Governments worldwide have taken unprecedented measures to respond to the COVID-19 pandemic and its economic and social impacts. To a lesser degree, they also try to compensate consumers for higher energy and food prices that result from the war in Ukraine. Governments have to balance the need for a quick response with the need to comply with established procedures that ensure efficiency, transparency, and value for money in the use of public resources. Emergency procedures in public procurement, for example, have in many cases been tainted with accounts of misuse of funds and corruption. Economic stimulus packages and other Recover Forward measures provide large amounts of public resources for specific objectives that need to be spent efficiently and effectively to achieve their goals.
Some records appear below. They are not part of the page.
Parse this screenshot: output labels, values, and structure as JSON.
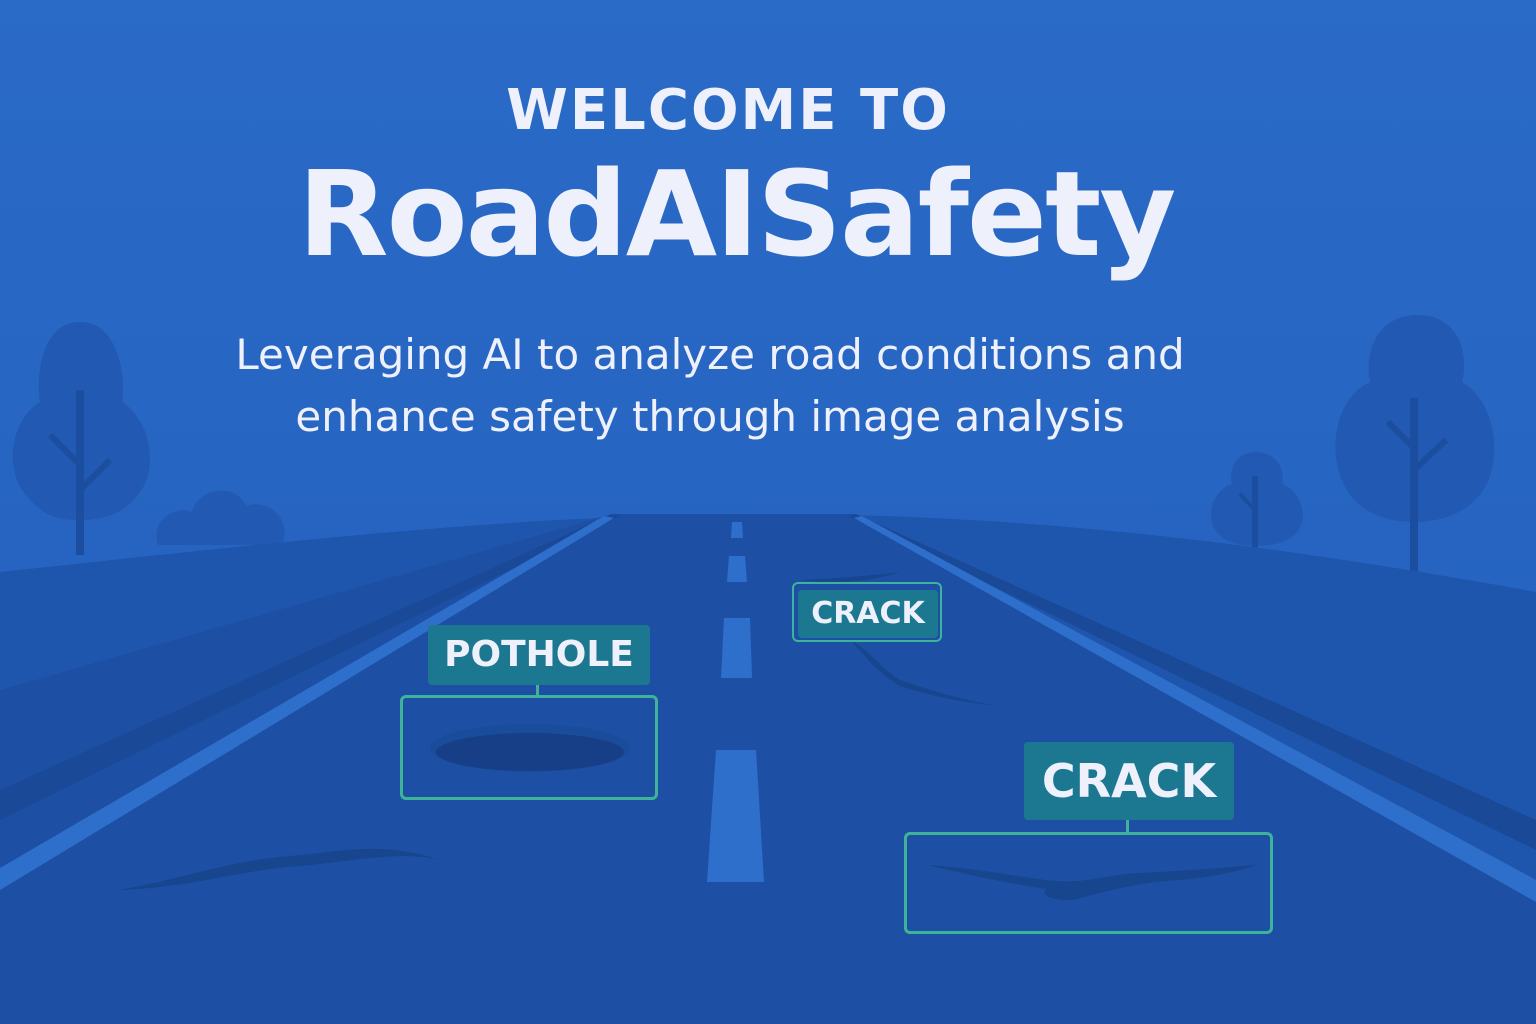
{
  "hero": {
    "eyebrow": "WELCOME TO",
    "title": "RoadAISafety",
    "subtitle": "Leveraging AI to analyze road conditions and enhance safety through image analysis"
  },
  "detections": [
    {
      "label": "POTHOLE",
      "type": "pothole"
    },
    {
      "label": "CRACK",
      "type": "crack"
    },
    {
      "label": "CRACK",
      "type": "crack"
    }
  ],
  "colors": {
    "sky": "#2767c4",
    "hill": "#1f56ad",
    "road": "#1d50a4",
    "lane_marking": "#2f6fcc",
    "label_fill": "#1c7890",
    "box_stroke": "#3fb39a",
    "text": "#eef0fb"
  },
  "icons": [
    "tree-icon",
    "bush-icon",
    "pothole-icon",
    "crack-icon"
  ]
}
Supreme Audit Institutions (SAIs) are key to ensuring accountability for the use of public funds in the response to COVID-19, consequences of the war against Ukraine and the subsequent recovery phases. SAIs are established as independent oversight bodies with a mandate to undertake financial, compliance and performance audits to hold governments to account and issue specific recommendations for improvement, thus complementing other accountability institutions and actors (e.g., parliaments, civil society, and the media) and governments’ internal audit, monitoring and evaluation systems.
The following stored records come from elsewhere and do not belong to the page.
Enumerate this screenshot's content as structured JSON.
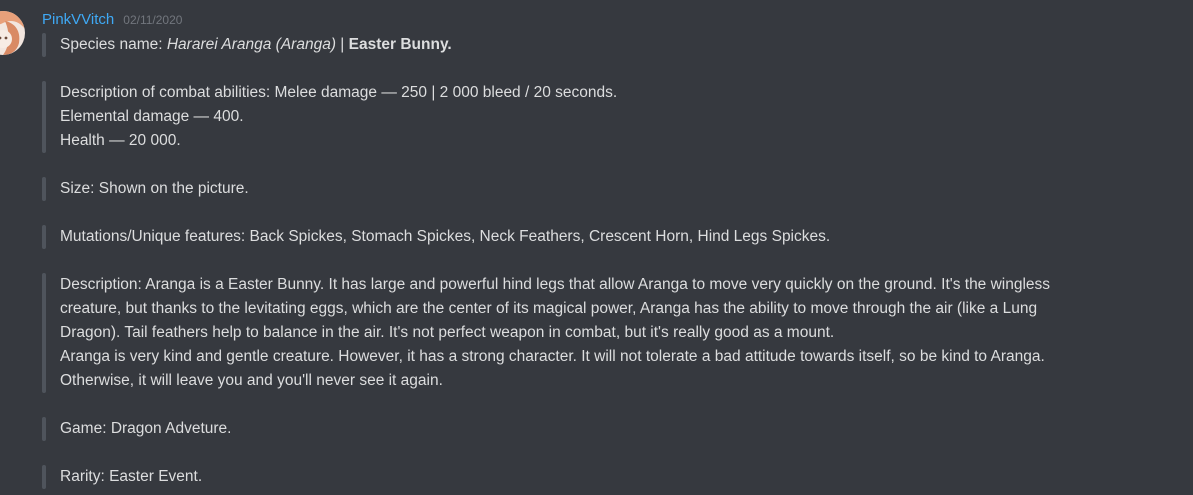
{
  "user": {
    "name": "PinkVVitch",
    "timestamp": "02/11/2020"
  },
  "blocks": {
    "species": {
      "label": "Species name: ",
      "italic": "Hararei Aranga (Aranga)",
      "separator": " | ",
      "bold": "Easter Bunny."
    },
    "combat": {
      "line1": "Description of combat abilities: Melee damage — 250 | 2 000 bleed / 20 seconds.",
      "line2": "Elemental damage — 400.",
      "line3": "Health — 20 000."
    },
    "size": "Size: Shown on the picture.",
    "mutations": "Mutations/Unique features: Back Spickes, Stomach Spickes, Neck Feathers, Crescent Horn, Hind Legs Spickes.",
    "description": {
      "line1": "Description: Aranga is a Easter Bunny. It has large and powerful hind legs that allow Aranga to move very quickly on the ground. It's the wingless",
      "line2": "creature, but thanks to the levitating eggs, which are the center of its magical power, Aranga has the ability to move through the air (like a Lung",
      "line3": "Dragon). Tail feathers help to balance in the air. It's not perfect weapon in combat, but it's really good as a mount.",
      "line4": "Aranga is very kind and gentle creature. However, it has a strong character. It will not tolerate a bad attitude towards itself, so be kind to Aranga.",
      "line5": "Otherwise, it will leave you and you'll never see it again."
    },
    "game": "Game: Dragon Adveture.",
    "rarity": "Rarity: Easter Event."
  },
  "colors": {
    "background": "#36393f",
    "username": "#3fa9f5",
    "text": "#dcddde",
    "timestamp": "#72767d",
    "quote_bar": "#4f545c"
  },
  "icons": {
    "avatar": "user-avatar-icon"
  }
}
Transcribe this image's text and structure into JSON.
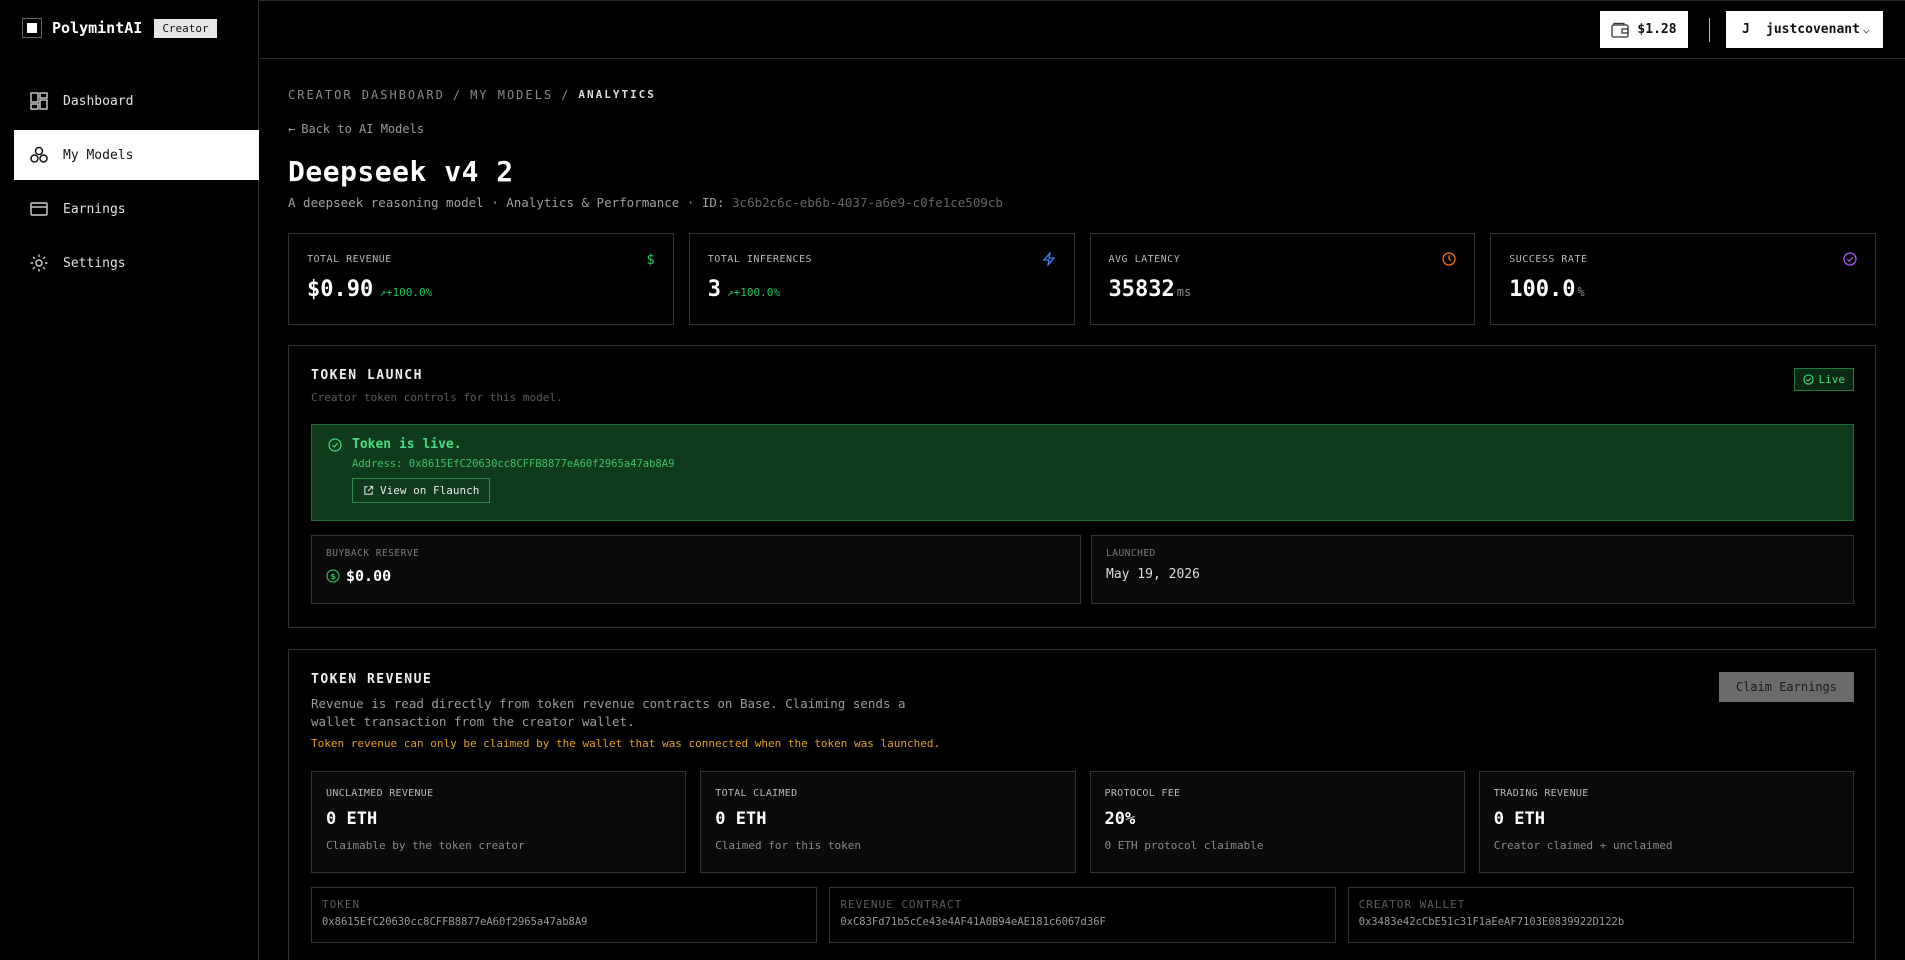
{
  "brand": {
    "name": "PolymintAI",
    "badge": "Creator"
  },
  "sidebar": {
    "items": [
      {
        "label": "Dashboard",
        "icon": "dashboard-icon",
        "active": false
      },
      {
        "label": "My Models",
        "icon": "models-icon",
        "active": true
      },
      {
        "label": "Earnings",
        "icon": "card-icon",
        "active": false
      },
      {
        "label": "Settings",
        "icon": "gear-icon",
        "active": false
      }
    ]
  },
  "topbar": {
    "balance": "$1.28",
    "user_initial": "J",
    "username": "justcovenant"
  },
  "breadcrumb": [
    "CREATOR DASHBOARD",
    "/",
    "MY MODELS",
    "/",
    "ANALYTICS"
  ],
  "back_link": "Back to AI Models",
  "page": {
    "title": "Deepseek v4 2",
    "subtitle_text": "A deepseek reasoning model · Analytics & Performance · ID: ",
    "model_id": "3c6b2c6c-eb6b-4037-a6e9-c0fe1ce509cb"
  },
  "stats": [
    {
      "label": "TOTAL REVENUE",
      "value": "$0.90",
      "change": "+100.0%",
      "unit": "",
      "icon": "dollar-icon",
      "color": "#22c55e"
    },
    {
      "label": "TOTAL INFERENCES",
      "value": "3",
      "change": "+100.0%",
      "unit": "",
      "icon": "bolt-icon",
      "color": "#3b82f6"
    },
    {
      "label": "AVG LATENCY",
      "value": "35832",
      "change": "",
      "unit": "ms",
      "icon": "clock-icon",
      "color": "#f97316"
    },
    {
      "label": "SUCCESS RATE",
      "value": "100.0",
      "change": "",
      "unit": "%",
      "icon": "check-circle-icon",
      "color": "#a855f7"
    }
  ],
  "token_launch": {
    "title": "TOKEN LAUNCH",
    "description": "Creator token controls for this model.",
    "status_badge": "Live",
    "live_heading": "Token is live.",
    "address_text": "Address: 0x8615EfC20630cc8CFFB8877eA60f2965a47ab8A9",
    "view_button": "View on Flaunch",
    "buyback_label": "BUYBACK RESERVE",
    "buyback_value": "$0.00",
    "launched_label": "LAUNCHED",
    "launched_value": "May 19, 2026"
  },
  "token_revenue": {
    "title": "TOKEN REVENUE",
    "description": "Revenue is read directly from token revenue contracts on Base. Claiming sends a wallet transaction from the creator wallet.",
    "warning": "Token revenue can only be claimed by the wallet that was connected when the token was launched.",
    "claim_button": "Claim Earnings",
    "cards": [
      {
        "label": "UNCLAIMED REVENUE",
        "value": "0 ETH",
        "note": "Claimable by the token creator"
      },
      {
        "label": "TOTAL CLAIMED",
        "value": "0 ETH",
        "note": "Claimed for this token"
      },
      {
        "label": "PROTOCOL FEE",
        "value": "20%",
        "note": "0 ETH protocol claimable"
      },
      {
        "label": "TRADING REVENUE",
        "value": "0 ETH",
        "note": "Creator claimed + unclaimed"
      }
    ],
    "addresses": [
      {
        "label": "TOKEN",
        "value": "0x8615EfC20630cc8CFFB8877eA60f2965a47ab8A9"
      },
      {
        "label": "REVENUE CONTRACT",
        "value": "0xC83Fd71b5cCe43e4AF41A0B94eAE181c6067d36F"
      },
      {
        "label": "CREATOR WALLET",
        "value": "0x3483e42cCbE51c31F1aEeAF7103E0839922D122b"
      }
    ]
  }
}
Thus, they have an important role in fostering sustainable development and the realisation of the 2030 Agenda in the German development cooperation’s partner countries. The 17 SDGs provide an ambitious set of targets for all member states of the United Nations, which are accompanied by a detailed monitoring framework to track their progress.  SAIs can provide advice, assurance and assessment on the preparation, implementation, monitoring and reporting on progress of the SDGs. The International Organisation of Supreme Audit Institutions (INTOSAI) has recognised the relevance of the 2030 Agenda for SAIs worldwide since its adoption.